* Exercise instructions
From the entries, return every line where the string "icon" shows up.

* Data to examine
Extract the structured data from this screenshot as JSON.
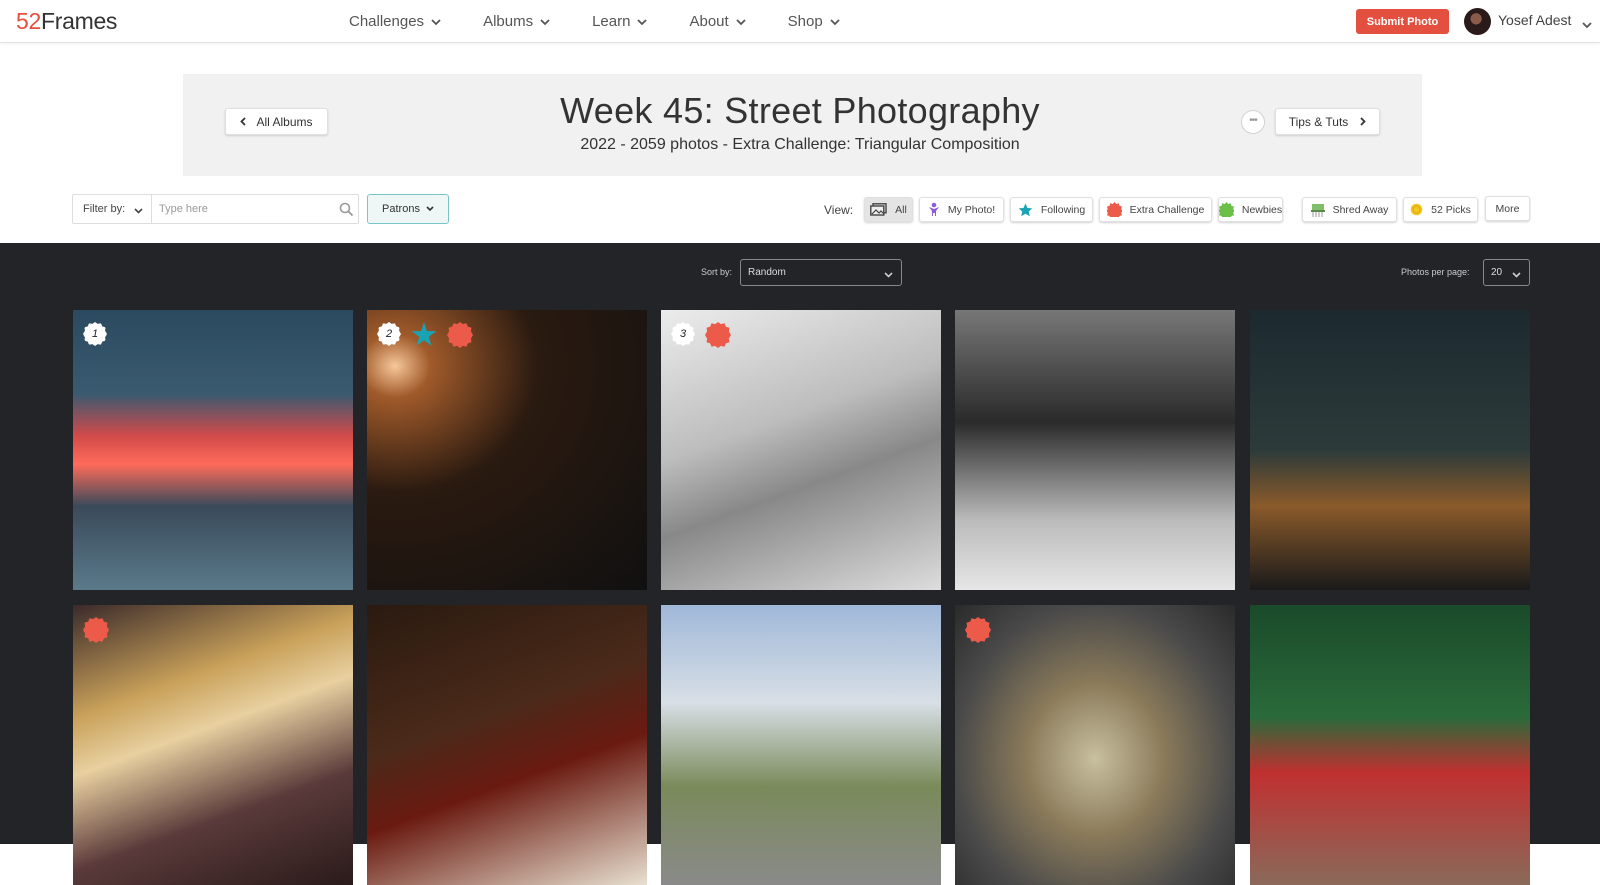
{
  "nav": {
    "logo_num": "52",
    "logo_text": "Frames",
    "menu": [
      {
        "label": "Challenges"
      },
      {
        "label": "Albums"
      },
      {
        "label": "Learn"
      },
      {
        "label": "About"
      },
      {
        "label": "Shop"
      }
    ],
    "submit_label": "Submit Photo",
    "username": "Yosef Adest"
  },
  "header": {
    "all_albums_label": "All Albums",
    "title": "Week 45: Street Photography",
    "subtitle": "2022 - 2059 photos - Extra Challenge: Triangular Composition",
    "more_label": "•••",
    "tips_label": "Tips & Tuts"
  },
  "filter": {
    "label": "Filter by:",
    "placeholder": "Type here",
    "patrons_label": "Patrons"
  },
  "view": {
    "label": "View:",
    "buttons": [
      {
        "label": "All",
        "icon": "photos-icon"
      },
      {
        "label": "My Photo!",
        "icon": "person-icon"
      },
      {
        "label": "Following",
        "icon": "star-icon"
      },
      {
        "label": "Extra Challenge",
        "icon": "burst-icon"
      },
      {
        "label": "Newbies",
        "icon": "sprout-icon"
      },
      {
        "label": "Shred Away",
        "icon": "shred-icon"
      },
      {
        "label": "52 Picks",
        "icon": "coin-icon"
      },
      {
        "label": "More",
        "icon": ""
      }
    ]
  },
  "sort": {
    "label": "Sort by:",
    "value": "Random"
  },
  "per_page": {
    "label": "Photos per page:",
    "value": "20"
  },
  "colors": {
    "brand_red": "#e4503f",
    "dark_bg": "#232428",
    "teal": "#1aa3b5"
  },
  "photos": [
    {
      "rank": "1"
    },
    {
      "rank": "2"
    },
    {
      "rank": "3"
    },
    {
      "rank": ""
    },
    {
      "rank": ""
    },
    {
      "rank": ""
    },
    {
      "rank": ""
    },
    {
      "rank": ""
    },
    {
      "rank": ""
    },
    {
      "rank": ""
    }
  ]
}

* Result for this task
        "icon": "photos-icon"
        "icon": "person-icon"
        "icon": "star-icon"
        "icon": "burst-icon"
        "icon": "sprout-icon"
        "icon": "shred-icon"
        "icon": "coin-icon"
        "icon": ""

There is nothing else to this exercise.